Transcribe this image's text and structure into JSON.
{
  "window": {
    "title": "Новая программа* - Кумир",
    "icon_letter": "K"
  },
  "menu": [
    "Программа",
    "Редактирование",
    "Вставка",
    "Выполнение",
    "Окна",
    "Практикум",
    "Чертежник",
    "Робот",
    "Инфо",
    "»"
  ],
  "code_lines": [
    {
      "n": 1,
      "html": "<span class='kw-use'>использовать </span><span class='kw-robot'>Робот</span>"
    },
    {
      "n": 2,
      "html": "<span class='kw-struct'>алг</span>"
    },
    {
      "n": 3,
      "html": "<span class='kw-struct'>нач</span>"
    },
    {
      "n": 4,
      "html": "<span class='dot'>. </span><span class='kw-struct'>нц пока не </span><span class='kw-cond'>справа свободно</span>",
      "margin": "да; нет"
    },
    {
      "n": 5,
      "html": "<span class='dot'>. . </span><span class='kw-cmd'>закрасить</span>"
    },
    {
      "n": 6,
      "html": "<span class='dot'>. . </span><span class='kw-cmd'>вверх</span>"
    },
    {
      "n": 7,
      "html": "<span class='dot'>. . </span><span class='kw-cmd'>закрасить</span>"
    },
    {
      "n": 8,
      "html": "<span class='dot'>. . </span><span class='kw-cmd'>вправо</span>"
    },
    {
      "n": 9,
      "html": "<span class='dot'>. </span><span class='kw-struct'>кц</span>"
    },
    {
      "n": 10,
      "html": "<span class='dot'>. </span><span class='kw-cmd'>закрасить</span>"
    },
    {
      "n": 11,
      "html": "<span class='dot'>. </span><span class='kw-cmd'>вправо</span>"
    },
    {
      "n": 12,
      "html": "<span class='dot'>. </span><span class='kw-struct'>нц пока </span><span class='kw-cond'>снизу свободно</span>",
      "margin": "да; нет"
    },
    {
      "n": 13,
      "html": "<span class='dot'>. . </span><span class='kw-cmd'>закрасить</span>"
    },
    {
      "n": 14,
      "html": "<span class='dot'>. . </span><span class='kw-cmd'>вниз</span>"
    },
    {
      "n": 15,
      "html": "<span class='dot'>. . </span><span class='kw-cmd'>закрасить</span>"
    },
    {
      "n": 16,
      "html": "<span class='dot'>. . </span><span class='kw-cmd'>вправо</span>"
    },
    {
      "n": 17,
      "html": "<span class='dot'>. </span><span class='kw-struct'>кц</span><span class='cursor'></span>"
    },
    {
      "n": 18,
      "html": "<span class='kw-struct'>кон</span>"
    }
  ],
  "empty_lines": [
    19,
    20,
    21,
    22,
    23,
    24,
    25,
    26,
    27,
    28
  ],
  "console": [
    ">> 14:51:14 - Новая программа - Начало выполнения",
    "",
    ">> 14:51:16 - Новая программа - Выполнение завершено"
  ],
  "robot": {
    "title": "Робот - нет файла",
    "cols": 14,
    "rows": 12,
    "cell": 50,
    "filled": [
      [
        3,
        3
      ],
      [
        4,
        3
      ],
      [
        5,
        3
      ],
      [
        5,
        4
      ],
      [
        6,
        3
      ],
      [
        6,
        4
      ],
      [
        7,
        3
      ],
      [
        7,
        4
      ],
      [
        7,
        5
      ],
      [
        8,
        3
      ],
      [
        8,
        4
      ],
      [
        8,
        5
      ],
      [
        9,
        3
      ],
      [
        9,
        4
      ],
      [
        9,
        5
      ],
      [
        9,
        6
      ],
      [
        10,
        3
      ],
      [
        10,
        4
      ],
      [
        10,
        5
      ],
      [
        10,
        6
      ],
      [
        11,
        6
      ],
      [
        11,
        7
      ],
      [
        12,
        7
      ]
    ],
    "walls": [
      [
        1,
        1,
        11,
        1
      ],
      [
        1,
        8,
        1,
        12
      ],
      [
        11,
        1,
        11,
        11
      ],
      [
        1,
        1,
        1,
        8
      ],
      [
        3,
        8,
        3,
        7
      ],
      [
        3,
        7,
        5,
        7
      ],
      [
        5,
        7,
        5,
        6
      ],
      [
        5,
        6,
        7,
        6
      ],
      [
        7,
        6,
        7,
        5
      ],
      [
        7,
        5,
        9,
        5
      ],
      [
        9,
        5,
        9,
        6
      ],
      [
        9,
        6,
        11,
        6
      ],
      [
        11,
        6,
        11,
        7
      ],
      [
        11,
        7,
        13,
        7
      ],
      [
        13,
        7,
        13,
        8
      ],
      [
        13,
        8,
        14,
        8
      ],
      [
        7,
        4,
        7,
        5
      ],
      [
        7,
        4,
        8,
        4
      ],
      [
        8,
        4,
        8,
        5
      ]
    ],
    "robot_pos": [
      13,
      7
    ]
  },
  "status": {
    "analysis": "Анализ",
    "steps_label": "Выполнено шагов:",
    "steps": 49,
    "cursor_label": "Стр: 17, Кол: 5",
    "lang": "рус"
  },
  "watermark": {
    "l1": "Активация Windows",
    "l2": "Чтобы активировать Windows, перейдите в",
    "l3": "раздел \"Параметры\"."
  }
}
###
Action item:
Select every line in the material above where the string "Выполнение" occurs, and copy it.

Response area:
    "Выполнение",
    ">> 14:51:16 - Новая программа - Выполнение завершено"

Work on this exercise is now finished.